The Frederick Lee Lectures
Now in their fourteenth year, the Frederick Lee Lectures are a series of three monthly history presentations that attract hundreds of lifetime learners each winter. Recent themes have focused on local shipbuilding and immigration, notable Madison women, the growth of the local summer community, and Madison's historic homes and farms. In 2021 the lectures will be presented virtually via Zoom and will focus on slavery and social justice.
The Society is grateful for the support the Lectures receive from the community. The Madison Foundation has provided a generous financial gift to fund the Lectures. We also thank the Town of Madison for offering us use of Memorial Town Hall in the early years of this program and the First Congregational Church for the use of Hubley Hall. The MHS remains delighted to be part of a town that values history and supports local civic organizations.

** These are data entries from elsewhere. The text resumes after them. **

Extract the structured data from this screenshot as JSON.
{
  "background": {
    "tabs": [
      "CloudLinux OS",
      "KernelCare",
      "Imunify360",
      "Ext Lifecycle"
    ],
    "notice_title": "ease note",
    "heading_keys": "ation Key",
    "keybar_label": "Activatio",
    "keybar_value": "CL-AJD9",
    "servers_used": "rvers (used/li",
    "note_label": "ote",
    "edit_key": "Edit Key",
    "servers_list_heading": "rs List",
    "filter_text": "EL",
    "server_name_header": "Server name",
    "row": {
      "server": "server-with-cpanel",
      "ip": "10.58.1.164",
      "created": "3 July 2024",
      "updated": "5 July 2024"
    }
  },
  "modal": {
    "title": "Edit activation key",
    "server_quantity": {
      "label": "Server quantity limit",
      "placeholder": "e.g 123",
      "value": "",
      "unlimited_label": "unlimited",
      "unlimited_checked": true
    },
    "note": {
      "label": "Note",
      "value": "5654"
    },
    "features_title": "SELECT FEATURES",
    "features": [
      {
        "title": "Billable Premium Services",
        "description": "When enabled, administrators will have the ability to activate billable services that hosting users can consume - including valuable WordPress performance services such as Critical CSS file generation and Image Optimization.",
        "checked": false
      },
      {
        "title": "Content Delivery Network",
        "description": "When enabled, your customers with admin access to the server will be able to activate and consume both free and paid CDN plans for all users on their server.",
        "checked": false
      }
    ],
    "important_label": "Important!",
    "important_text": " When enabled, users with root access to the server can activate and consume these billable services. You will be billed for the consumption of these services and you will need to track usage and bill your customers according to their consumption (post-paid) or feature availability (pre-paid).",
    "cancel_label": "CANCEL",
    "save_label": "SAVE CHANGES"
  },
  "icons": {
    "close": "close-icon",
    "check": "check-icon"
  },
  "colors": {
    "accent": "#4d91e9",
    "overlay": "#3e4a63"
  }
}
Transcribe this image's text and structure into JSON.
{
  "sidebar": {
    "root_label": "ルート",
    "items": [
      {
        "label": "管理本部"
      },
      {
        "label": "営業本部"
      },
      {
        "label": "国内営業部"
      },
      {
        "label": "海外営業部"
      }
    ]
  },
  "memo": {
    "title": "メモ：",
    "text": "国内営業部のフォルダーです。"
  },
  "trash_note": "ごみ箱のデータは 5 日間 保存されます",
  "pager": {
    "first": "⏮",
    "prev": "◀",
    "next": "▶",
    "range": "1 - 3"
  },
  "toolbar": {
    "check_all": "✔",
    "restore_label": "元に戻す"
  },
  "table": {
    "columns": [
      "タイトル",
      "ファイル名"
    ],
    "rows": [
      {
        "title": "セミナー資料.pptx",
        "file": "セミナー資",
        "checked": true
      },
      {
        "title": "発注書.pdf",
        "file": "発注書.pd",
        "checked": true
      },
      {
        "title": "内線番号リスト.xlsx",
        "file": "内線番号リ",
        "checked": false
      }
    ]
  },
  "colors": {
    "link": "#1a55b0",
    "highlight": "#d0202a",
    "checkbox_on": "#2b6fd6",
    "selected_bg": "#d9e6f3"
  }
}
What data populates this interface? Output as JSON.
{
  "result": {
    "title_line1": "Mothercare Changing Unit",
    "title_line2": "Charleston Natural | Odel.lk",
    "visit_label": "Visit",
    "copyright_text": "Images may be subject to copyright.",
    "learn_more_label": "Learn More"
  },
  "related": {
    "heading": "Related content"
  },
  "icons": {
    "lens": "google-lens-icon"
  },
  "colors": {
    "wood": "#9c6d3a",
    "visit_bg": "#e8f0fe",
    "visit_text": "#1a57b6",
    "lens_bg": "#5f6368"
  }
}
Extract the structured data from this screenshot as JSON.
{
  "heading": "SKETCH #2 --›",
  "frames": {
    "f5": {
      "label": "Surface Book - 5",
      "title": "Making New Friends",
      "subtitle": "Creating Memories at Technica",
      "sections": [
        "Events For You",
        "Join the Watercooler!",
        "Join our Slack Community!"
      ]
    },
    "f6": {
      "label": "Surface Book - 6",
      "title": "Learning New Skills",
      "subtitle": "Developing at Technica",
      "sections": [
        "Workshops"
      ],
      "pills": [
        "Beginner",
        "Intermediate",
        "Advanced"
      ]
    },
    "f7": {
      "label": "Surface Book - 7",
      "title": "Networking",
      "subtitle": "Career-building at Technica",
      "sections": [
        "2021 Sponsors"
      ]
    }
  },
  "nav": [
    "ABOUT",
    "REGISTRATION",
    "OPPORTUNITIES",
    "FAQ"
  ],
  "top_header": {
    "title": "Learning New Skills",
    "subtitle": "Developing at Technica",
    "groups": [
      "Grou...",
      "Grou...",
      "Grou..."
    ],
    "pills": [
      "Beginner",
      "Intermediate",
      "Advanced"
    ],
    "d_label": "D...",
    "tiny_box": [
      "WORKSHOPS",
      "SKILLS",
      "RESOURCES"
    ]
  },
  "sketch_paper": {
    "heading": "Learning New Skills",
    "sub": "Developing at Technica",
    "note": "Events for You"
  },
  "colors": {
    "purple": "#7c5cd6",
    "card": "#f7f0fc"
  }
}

The 2021 Lectures will be presented via ZOOM.
Sugar, Slavery, and Social Justice
Onions and Sugar: The Connection Between Connecticut Farms and the West Indies
Presenter: Dr. Matthew Warshauer
From onions to domesticated animals, Connecticut shipped massive amounts of supplies to fuel the sugar produced by slave labor. When the American colonies declared independence, Britain summarily closed access to the islands and in doing so Connecticut’s cash economy came to a grinding halt. The result, even after the Revolution ended, was a total shift in production and in slavery. Join Warshauer as he takes you on an 18th-century voyage through the twists and turns of colonial Connecticut’s changing economy.
Local Stories of Enslaved People
Presenter: Dennis Culliton
Co-founder of the Witness Stones Project and retired history teacher at Guilford's Adams Middle School, Dennis Culliton will explore the lives of local enslaved people. His research aims to restore the history and honor the humanity of the enslaved individuals who contributed to the growth of our community.
Presenter: State Representative Pat Wilson Pheanious
Daughter of a Tuskegee Airman and a descendant of enslaved persons from Guilford, Pat Wilson Pheanious will conclude the lecture series with her talk: “American Social Justice: Connecting the Past to Our Present and Building a Sustainable Future''. Her talk will explore one American family’s path from enslavement to achievement and why “social justice” for Black people in this country has been an elusive quest. Drawing on her family experience, she will explore structural obstacles, prerequisites for progress, and how we can achieve inclusion and equitable outcomes inherent in a just society. Pheanious will conclude with thoughts on developing a new American consciousness to achieve the hallowed goal of “liberty and justice for all”.
Important Visitor Information
Suggested Admission: $5 adults; $4 MHS members; $2 students and children ages 10 and older
Location: Hubley Hall at the Franklin A. Bower Church House
Note: The 2021 Lectures will be held on Zoom.
The First Congregational Church of Madison
On the historic Madison Green (26 Meetinghouse Lane)
All programs are recommended for adults and children 10 and older.
Note: In the event of inclement weather, each program will be delayed until the immediately following Sunday.
For more information, call 203.245.4567